On the US side, although it sent an encouraging message, the December 13 Senate vote was not nearly enough to effect material change. In order to force a real showdown with the Trump administration, War Powers legislation has to pass both the Senate and the House. And thanks to House Speaker Paul Ryan, House Republicans, and five Democrats, the House will almost certainly not vote on significant Yemen legislation this session. That means that both the House and the Senate will have to redo the “historic” voting process after the new Congress takes over on January 3.
Luckily, Democrats—for whom Yemen has mostly become a party-line issue—have won a majority in the House and only lost a couple of seats in the Senate. But there’s more than whip math at play in the coming Congress. Many of the senators who supported the Sanders-Murphy-Lee Yemen legislation appear to have done so for reasons other than concern for imperiled Yemenis. The Khashoggi assassination was undoubtedly a main motivation: Democrat Bob Menendez, ranking member of the Senate Foreign Relations Committee, announced his support for the resolution after hearing Secretary of State Mike Pompeo and Secretary of Defense Jim Mattis brief the Senate on Khashoggi and Saudi Arabia. “It’s time to send Saudi Arabia a message,” he told reporters. Similarly, after the same briefing, Republican Lindsey Graham said, “I get Yemen, I understand the strategic relationship between us and Saudi Arabia, but I’m not going to blow past” the Khashoggi murder. (Graham voted for the legislation in late November, but abstained the second time around.)
The question of Iran was also hanging over Capitol Hill in the run-up to the Sanders-Murphy-Lee votes. Though Iran’s role in the war is debatable—and has been exaggerated by Riyadh—Saudi leaders and some in the United States see the war against the Houthis as an important proxy battle with Iran, since the Houthis and Iran are verbally allied, and Iran is alleged to be smuggling weapons into Yemen. For some lawmakers, like Republican Senator Todd Young, the question of whether to support the Saudi-led coalition is all about how the offensive affects Iranian power. “Does Iran have more or less influence in Yemen now than it did a year ago—or when the civil war started?” he asked on the Senate floor.

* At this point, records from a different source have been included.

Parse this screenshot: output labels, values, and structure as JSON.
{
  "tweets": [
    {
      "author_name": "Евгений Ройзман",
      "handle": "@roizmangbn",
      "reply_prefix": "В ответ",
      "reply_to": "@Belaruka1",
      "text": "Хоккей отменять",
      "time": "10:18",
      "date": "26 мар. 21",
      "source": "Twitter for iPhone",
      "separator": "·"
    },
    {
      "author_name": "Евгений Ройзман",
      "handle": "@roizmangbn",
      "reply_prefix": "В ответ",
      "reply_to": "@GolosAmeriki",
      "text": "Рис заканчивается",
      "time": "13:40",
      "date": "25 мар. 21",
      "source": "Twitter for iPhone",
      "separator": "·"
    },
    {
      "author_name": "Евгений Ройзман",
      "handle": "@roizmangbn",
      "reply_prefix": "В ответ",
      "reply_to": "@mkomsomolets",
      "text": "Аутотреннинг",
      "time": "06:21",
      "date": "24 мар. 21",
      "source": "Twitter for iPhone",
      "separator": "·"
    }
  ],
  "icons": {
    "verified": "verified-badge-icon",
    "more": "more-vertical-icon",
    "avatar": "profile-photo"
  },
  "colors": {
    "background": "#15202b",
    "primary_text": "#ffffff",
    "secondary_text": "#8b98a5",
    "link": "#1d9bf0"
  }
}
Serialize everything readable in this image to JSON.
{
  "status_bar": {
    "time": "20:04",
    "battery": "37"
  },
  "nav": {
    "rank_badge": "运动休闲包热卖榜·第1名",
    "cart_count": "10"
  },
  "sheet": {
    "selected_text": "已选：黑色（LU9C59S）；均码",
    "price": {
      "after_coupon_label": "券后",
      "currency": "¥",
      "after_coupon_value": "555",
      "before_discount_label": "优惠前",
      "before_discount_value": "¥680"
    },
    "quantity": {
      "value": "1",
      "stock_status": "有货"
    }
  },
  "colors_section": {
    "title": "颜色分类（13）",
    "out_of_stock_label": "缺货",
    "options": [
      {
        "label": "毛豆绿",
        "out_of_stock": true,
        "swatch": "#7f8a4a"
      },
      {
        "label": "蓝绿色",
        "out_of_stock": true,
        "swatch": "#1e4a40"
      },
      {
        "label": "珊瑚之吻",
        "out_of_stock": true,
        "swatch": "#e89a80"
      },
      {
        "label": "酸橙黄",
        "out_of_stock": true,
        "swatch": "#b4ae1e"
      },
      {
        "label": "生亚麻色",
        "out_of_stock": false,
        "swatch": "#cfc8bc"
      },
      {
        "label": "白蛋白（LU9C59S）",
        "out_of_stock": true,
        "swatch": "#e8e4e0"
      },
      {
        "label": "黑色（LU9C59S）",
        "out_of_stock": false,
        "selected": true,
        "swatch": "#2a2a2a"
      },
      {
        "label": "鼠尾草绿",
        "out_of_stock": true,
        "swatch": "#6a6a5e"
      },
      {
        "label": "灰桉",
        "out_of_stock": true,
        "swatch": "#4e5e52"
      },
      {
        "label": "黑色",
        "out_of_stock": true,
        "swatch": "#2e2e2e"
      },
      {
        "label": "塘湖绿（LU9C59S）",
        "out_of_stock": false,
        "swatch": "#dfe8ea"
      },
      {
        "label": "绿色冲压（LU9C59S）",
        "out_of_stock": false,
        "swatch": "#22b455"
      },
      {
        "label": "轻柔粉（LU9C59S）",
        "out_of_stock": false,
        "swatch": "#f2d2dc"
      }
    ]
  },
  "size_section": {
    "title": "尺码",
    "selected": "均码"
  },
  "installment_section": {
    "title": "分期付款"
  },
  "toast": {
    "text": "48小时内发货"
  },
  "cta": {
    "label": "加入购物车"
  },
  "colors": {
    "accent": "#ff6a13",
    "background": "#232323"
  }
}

These senators and others aligned with them have spoken out about the humanitarian catastrophe in Yemen, but it’s clear that they are mostly concerned about regional power struggles. If anger over Khashoggi’s murder subsides, or if the calculations of Iran hawks change, sentiment might turn against War Powers legislation.
‘The Life I Deserve to Live’
Whatever the reality in the minds of Houthi leaders, Yemeni government officials, Mohammed bin Salman, or US lawmakers, the crisis in Yemen is dire. Recently, the UN’s top humanitarian official warned of a “great big famine”—entirely man-made—that could threaten the lives of half the country’s population in 2019.
“This isn’t the life I deserve to live,” a Yemeni woman named Nour tweeted recently. Let’s hope that those with power over the conflict agree, and soon come to realize that peace followed by inclusive political dialogue is the only way to ensure that Yemenis have a future.